34. Omi Y, Sugimoto D, Kuriyama S, Kurihara T, Miyamoto K, Yun S, et al. Effect of hip-focused injury prevention training for anterior cruciate ligament injury reduction in female basketball players: a 12-year prospective intervention study. Am J Sports Med. (2018) 46:852–61. doi: 10.1177/0363546517749474
35. Donelon TA. Biomechanical determinants of knee joint loads associated with increased anterior cruciate ligament loading during cutting: a systematic review and technical framework. Sports Med Open. (2020) 6:53. doi: 10.1186/s40798-020-00276-5
36. Krosshaug T, Steffen K, Kristianslund E, Nilstad A, Mok KM, Myklebust G, et al. The vertical drop jump is a poor screening test for ACL injuries in female elite soccer and handball players: a prospective cohort study of 710 athletes. Am J Sports Med. (2016) 44:874–83. doi: 10.1177/0363546515625048
Keywords: anterior cruciate ligament, biomechanics, change of direction, cutting, injury prevention, knee loading, screening, unanticipated
Citation: Bill K, Mai P, Willwacher S, Krosshaug T and Kersting UG (2022) Athletes with high knee abduction moments show increased vertical center of mass excursions and knee valgus angles across sport-specific fake-and-cut tasks of different complexities. Front. Sports Act. Living 4:983889. doi: 10.3389/fspor.2022.983889
Received: 01 July 2022; Accepted: 08 September 2022;
Published: 26 September 2022.
Edited by:Zimi Sawacha, University of Padua, Italy
Reviewed by:Nathan D. Schilaty, University of South Florida, United States
Filippo Bertozzi, Politecnico di Milano, Italy
Copyright © 2022 Bill, Mai, Willwacher, Krosshaug and Kersting. This is an open-access article distributed under the terms of the Creative Commons Attribution License (CC BY). The use, distribution or reproduction in other forums is permitted, provided the original author(s) and the copyright owner(s) are credited and that the original publication in this journal is cited, in accordance with accepted academic practice. No use, distribution or reproduction is permitted which does not comply with these terms.

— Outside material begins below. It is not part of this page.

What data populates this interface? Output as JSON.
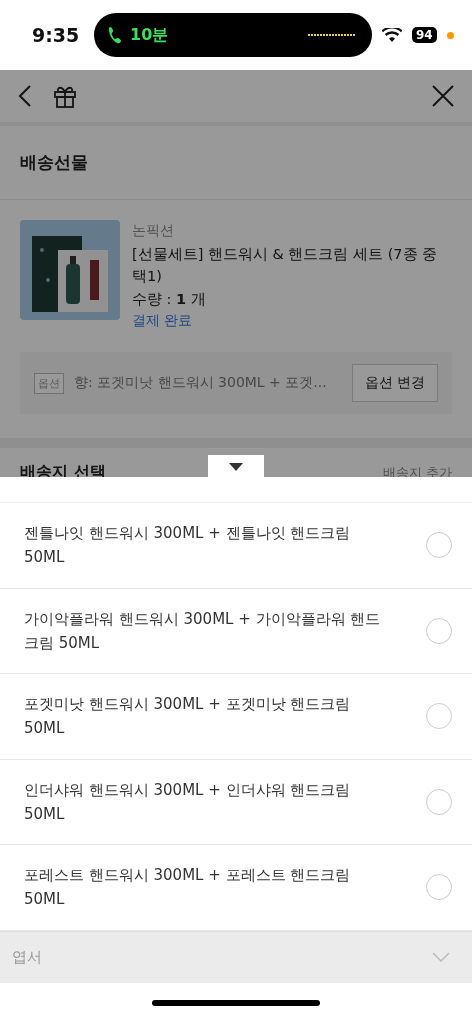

*Correspondence: Kevin Bill, email@example.com
†These authors have contributed equally to this work and share first authorship